By the Collar: The Perils of Estoppel in Patent Litigation
By Aaron Orheim
On Wednesday March 6 the Court of Appeals for the Federal Circuit issued an opinion in Radio Systems Corp. v. Lalor. This decision is a valuable reminder that the doctrine of equitable estoppel can be a powerful force in patent litigation.The case involves high-tech dog collars. Bumper Boy Inc. holds two patents on electronic collars that sense and distribute tension evenly around a dog’s neck. Bumper Boy received the first patent in 2004. In 2005 Bumper Boy sent a rival collar manufacturer – Innotek, Inc. – a demand letter, claiming that Innotek’s “UltraSmart” collar infringed on its 2004 patent. After Innotek responded that its collar was “prior art [that] invalidates the claims of the…patent,” Bumper Boy remained silent for over four years.
In 2007 Bumper Boy received another patent on its design after it added a stretchable insert to the collar. Then, in 2009, Bumper Boy sent a demand letter to Radio Systems Corp.—a company that had acquired Innotek—claiming that the UltraSmart collar violated both the 2004 and the 2007 patents. The parties litigated and both moved for summary judgment. The United States District Court for the Western District of Washington held, in part, that equitable estoppel barred Bumper Boy from arguing that the UltraSmart design infringed on either patent.
The Federal Circuit affirmed the District Court’s application of estoppel for the 2004 patent. Equitable estoppel applies in the patent context when:
(1) the patentee, through misleading conduct (or silence), leads the alleged infringer to reasonably infer that the patentee does not intend to enforce its patent against the alleged infringer;
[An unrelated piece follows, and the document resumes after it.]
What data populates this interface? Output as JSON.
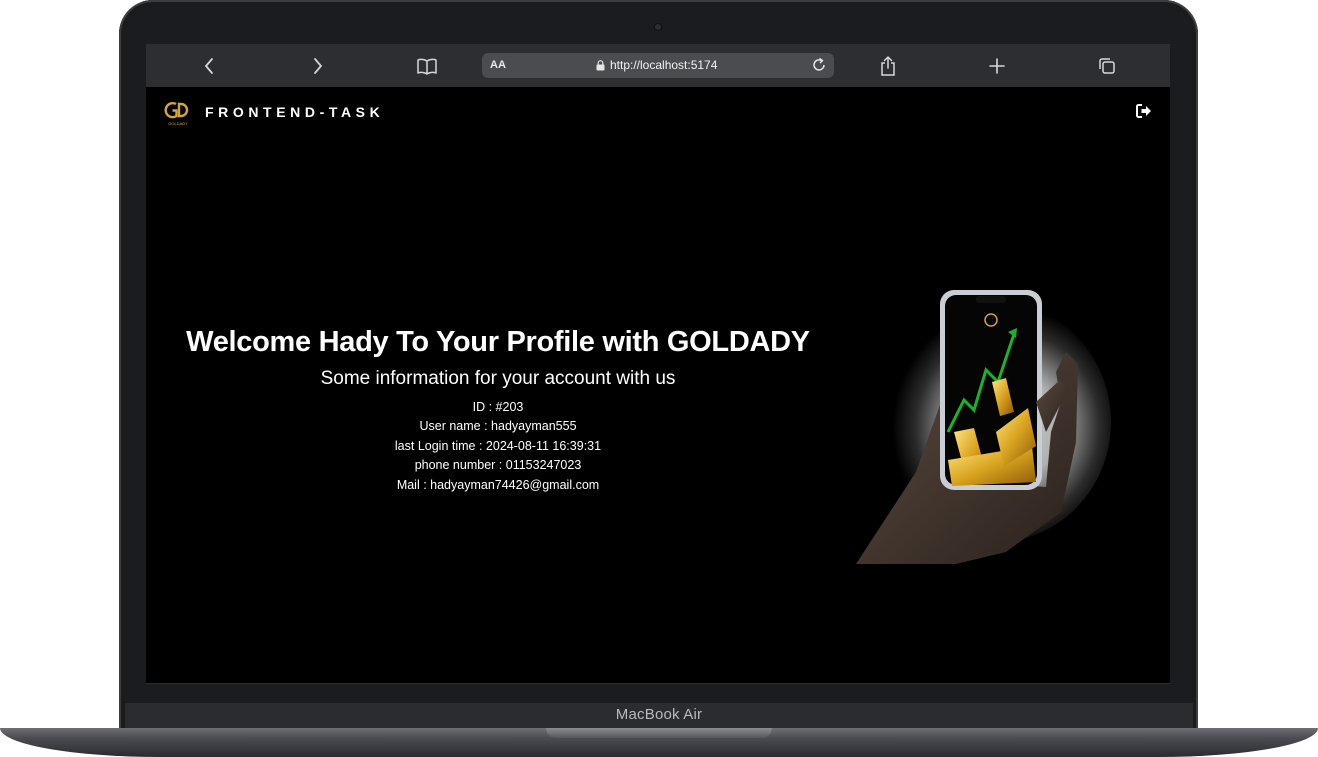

(2) the alleged infringer relies on that conduct; and
(3) the alleged infringer will be materially prejudiced if the patentee is allowed to proceed with its claim.
Estoppel claims pass to successor’s in interest—e.g. new parent companies—when privity exists.
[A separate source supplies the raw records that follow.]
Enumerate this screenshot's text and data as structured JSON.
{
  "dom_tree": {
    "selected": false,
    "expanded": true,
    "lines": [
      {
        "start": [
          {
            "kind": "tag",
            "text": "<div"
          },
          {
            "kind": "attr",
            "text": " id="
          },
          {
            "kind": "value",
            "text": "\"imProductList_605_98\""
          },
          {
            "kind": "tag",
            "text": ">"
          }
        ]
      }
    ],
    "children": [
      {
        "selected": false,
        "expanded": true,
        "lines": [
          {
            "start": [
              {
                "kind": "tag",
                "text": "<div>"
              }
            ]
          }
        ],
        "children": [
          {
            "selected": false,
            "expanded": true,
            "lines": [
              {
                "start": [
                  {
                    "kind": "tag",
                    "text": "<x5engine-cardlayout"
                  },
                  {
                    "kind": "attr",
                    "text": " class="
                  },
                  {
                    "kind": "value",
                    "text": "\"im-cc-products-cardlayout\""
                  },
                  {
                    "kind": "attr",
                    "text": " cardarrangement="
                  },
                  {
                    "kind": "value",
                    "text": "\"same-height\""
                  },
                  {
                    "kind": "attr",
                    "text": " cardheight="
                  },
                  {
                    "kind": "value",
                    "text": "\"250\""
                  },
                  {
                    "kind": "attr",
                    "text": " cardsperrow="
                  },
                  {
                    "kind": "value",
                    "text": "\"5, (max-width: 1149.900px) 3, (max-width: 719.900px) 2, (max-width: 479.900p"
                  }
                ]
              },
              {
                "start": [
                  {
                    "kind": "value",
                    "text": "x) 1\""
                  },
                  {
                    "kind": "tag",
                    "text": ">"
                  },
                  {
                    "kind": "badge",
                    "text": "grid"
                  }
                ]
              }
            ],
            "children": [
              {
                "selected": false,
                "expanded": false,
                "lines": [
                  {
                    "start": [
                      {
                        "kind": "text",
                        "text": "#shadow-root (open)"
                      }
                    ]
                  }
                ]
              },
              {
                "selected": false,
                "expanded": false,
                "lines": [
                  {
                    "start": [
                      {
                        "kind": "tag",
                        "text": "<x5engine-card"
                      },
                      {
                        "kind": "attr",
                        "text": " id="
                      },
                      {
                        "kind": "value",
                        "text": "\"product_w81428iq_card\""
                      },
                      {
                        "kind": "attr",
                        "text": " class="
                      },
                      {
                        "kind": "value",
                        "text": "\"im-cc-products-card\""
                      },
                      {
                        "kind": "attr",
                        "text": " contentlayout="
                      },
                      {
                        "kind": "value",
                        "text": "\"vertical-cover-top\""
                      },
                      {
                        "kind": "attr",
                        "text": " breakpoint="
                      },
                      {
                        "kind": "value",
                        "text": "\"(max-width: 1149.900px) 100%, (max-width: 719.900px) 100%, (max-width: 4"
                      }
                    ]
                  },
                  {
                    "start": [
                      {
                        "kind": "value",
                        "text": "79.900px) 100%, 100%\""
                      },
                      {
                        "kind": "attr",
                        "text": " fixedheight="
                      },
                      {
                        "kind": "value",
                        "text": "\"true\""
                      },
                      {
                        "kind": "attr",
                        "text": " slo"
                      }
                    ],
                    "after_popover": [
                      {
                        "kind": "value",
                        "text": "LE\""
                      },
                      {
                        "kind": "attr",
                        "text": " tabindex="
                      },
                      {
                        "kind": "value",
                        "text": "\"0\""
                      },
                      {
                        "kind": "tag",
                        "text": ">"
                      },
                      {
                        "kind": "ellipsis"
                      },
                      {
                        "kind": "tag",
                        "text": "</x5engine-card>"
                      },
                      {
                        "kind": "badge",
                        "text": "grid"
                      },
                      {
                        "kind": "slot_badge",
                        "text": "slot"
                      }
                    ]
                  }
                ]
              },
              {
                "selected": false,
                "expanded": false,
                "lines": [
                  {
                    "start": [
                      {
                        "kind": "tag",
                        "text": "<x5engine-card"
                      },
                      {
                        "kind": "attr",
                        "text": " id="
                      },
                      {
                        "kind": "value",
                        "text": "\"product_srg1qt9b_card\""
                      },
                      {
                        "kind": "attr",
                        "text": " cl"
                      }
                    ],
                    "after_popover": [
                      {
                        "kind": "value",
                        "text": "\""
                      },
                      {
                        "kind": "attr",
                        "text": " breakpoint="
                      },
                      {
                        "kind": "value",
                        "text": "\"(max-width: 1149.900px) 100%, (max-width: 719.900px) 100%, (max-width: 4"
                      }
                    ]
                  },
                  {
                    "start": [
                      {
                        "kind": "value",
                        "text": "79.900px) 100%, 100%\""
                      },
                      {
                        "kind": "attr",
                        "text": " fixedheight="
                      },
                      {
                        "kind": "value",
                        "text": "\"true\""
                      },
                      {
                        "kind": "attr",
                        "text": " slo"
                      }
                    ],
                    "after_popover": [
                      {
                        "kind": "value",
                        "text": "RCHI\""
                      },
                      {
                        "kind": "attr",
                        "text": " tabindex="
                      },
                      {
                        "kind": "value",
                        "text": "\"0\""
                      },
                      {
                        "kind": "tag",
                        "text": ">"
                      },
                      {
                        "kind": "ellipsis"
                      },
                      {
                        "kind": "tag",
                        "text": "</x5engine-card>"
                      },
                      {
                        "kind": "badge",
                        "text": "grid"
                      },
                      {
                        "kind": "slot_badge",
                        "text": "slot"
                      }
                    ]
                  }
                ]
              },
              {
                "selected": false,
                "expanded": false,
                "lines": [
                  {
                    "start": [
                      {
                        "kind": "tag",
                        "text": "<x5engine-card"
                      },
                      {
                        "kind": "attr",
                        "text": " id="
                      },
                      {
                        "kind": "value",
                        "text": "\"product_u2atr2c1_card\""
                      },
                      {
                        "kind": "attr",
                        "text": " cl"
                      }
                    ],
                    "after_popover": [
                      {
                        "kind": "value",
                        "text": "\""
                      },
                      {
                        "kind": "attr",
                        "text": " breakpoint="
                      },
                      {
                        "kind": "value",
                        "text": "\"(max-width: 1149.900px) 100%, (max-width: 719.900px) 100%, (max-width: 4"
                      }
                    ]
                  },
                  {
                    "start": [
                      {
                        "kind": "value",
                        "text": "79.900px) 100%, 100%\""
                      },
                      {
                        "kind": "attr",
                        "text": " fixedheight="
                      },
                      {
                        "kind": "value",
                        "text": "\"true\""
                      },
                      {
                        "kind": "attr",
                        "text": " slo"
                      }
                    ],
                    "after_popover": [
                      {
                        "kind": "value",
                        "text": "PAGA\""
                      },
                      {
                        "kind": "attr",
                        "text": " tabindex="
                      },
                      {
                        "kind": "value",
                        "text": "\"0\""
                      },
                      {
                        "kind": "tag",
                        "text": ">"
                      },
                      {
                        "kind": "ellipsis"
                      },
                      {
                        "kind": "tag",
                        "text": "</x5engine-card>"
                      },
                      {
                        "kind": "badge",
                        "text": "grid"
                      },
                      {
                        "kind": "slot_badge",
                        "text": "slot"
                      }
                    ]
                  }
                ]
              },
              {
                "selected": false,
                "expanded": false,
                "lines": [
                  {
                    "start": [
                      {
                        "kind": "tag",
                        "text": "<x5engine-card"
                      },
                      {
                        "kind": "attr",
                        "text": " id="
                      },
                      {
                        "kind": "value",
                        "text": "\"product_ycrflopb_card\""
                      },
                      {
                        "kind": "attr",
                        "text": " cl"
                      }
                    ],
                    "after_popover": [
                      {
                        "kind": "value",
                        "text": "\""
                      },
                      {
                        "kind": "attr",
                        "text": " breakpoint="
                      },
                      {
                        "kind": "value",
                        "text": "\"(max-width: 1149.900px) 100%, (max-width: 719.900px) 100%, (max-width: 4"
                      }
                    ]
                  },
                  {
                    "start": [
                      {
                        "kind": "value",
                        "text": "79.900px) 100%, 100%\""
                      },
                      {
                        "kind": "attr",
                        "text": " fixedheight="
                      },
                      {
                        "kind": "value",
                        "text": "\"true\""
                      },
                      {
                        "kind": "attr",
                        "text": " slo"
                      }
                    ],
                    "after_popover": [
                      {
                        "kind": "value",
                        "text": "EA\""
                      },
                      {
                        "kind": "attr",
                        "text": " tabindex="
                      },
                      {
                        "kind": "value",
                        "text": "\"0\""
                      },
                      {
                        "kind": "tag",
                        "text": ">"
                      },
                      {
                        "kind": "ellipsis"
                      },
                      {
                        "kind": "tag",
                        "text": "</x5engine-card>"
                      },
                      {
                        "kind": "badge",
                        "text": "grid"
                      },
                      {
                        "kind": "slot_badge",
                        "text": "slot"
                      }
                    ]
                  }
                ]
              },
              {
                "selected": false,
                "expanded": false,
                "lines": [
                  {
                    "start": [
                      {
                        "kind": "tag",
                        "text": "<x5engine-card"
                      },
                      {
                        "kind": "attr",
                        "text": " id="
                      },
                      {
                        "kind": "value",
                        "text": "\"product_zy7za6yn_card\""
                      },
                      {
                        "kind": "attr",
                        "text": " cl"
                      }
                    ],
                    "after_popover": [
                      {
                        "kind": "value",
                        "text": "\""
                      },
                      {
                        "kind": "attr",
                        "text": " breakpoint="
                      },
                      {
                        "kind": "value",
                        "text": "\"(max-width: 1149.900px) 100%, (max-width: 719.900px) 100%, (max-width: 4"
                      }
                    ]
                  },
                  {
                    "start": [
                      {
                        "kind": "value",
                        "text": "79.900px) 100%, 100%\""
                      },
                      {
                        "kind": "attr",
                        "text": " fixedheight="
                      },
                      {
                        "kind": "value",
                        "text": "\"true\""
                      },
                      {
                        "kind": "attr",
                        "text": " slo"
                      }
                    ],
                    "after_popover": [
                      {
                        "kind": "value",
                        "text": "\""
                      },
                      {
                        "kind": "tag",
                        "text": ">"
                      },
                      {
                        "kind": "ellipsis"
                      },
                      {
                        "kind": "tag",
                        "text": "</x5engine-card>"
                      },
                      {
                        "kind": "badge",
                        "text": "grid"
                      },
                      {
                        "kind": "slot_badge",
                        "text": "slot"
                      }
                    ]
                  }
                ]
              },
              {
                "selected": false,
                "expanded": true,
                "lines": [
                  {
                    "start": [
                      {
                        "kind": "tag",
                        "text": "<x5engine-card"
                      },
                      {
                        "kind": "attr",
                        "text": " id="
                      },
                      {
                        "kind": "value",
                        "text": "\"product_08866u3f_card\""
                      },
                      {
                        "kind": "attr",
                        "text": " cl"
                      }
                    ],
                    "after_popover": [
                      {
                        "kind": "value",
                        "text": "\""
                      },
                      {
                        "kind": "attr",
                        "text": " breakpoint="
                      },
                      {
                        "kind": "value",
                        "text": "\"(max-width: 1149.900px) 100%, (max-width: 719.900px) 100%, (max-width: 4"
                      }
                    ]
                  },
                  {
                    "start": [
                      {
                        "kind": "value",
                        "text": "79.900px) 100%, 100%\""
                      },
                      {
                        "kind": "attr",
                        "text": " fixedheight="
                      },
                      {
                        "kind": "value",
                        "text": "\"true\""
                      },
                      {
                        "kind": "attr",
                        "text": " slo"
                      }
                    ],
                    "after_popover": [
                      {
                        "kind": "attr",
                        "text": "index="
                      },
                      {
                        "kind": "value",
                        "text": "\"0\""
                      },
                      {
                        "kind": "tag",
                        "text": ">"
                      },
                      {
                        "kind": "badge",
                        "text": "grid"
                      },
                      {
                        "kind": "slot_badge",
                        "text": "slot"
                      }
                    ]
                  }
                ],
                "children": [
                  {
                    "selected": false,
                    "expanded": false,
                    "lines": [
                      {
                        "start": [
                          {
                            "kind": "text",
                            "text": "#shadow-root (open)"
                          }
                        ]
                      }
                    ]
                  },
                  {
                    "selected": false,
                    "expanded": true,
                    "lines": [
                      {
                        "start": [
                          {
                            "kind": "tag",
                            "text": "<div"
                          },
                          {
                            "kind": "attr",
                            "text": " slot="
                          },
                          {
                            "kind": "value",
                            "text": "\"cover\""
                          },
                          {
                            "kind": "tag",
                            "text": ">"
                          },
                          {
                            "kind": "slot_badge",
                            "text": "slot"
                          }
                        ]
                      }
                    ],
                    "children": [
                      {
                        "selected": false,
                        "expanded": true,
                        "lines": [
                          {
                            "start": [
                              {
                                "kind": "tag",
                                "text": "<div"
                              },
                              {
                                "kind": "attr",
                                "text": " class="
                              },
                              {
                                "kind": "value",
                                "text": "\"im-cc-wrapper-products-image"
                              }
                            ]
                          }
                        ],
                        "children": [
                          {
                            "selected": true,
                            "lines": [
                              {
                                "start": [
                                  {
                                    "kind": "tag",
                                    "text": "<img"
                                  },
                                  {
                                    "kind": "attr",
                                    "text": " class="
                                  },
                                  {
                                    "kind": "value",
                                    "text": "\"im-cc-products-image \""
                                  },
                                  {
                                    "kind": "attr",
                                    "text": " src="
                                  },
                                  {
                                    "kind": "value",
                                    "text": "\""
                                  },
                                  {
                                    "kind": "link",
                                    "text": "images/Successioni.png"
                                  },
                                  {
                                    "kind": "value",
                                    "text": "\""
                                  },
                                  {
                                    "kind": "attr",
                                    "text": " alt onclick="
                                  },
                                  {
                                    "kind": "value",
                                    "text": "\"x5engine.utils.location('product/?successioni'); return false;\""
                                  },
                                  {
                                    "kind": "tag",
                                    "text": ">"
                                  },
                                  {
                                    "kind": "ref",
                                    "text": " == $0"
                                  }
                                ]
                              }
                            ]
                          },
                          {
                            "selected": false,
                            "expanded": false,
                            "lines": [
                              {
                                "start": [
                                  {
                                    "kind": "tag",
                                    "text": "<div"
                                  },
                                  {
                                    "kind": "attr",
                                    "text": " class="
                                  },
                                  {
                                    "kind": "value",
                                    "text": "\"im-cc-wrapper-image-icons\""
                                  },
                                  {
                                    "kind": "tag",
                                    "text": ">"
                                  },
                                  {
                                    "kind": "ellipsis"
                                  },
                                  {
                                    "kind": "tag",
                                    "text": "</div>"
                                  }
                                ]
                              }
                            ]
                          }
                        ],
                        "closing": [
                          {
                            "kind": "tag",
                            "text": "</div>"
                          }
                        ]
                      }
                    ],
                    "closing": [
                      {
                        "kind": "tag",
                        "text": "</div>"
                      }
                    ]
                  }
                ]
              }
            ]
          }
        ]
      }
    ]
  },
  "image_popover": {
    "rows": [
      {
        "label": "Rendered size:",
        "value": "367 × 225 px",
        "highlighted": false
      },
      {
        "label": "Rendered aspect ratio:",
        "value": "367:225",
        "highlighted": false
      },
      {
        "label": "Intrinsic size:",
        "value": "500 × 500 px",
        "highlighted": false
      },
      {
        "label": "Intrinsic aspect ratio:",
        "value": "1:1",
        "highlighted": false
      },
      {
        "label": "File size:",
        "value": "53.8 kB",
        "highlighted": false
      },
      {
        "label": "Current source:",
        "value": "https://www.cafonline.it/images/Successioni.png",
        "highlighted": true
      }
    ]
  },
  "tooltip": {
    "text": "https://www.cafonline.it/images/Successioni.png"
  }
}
The court found that Bumper Boy stayed silent and misled Radio Systems into believing that it did not intend to enforce the 2004 patent. Radio Systems relied on that silence by acquiring Innotek and expanding its line of dog collars. Radio Systems was prejudiced, and the estoppel claim survived the transfer of the company.
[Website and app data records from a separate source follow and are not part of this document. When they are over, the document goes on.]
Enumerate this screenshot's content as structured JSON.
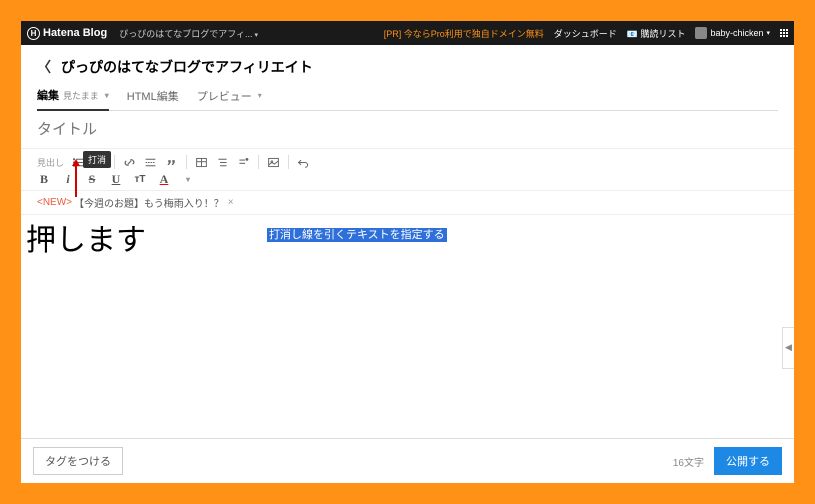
{
  "topbar": {
    "logo": "Hatena Blog",
    "subtitle": "ぴっぴのはてなブログでアフィ...",
    "pr": "[PR] 今ならPro利用で独自ドメイン無料",
    "dashboard": "ダッシュボード",
    "deliverylist": "購読リスト",
    "username": "baby-chicken"
  },
  "header": {
    "title": "ぴっぴのはてなブログでアフィリエイト"
  },
  "tabs": {
    "edit": "編集",
    "edit_sub": "見たまま",
    "html": "HTML編集",
    "preview": "プレビュー"
  },
  "title_placeholder": "タイトル",
  "toolbar": {
    "heading": "見出し",
    "strike_tooltip": "打消"
  },
  "newbar": {
    "tag": "<NEW>",
    "text": "【今週のお題】もう梅雨入り！？",
    "close": "×"
  },
  "editor": {
    "selected": "打消し線を引くテキストを指定する"
  },
  "footer": {
    "tag_button": "タグをつける",
    "char_count": "16文字",
    "publish": "公開する"
  },
  "annotation": "押します"
}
But the court reversed the application of equitable estoppel in regard to the 2007 patent. Bumper Boy could not have asserted any claims on the 2007 patent until the patent was issued. It acted to enforce the new patent in 2009, and therefore Radio Systems could not have justifiably relied on any continued silence. Judge Newman dissented, writing that the 2007 patent added nothing new to the dispute—just a small piece of stretchable material—and that the District Court did not abuse its discretion by applying equitable estoppel.
This case highlights the importance of vigilant patent monitoring. Bumper Boy failed to act on the 2004 patent and lost its claim for infringement as a result. Radio Systems overlooked the 2007 patent when it moved for estoppel on all claims and now faces further litigation. Every patent litigant could use a good watchdog.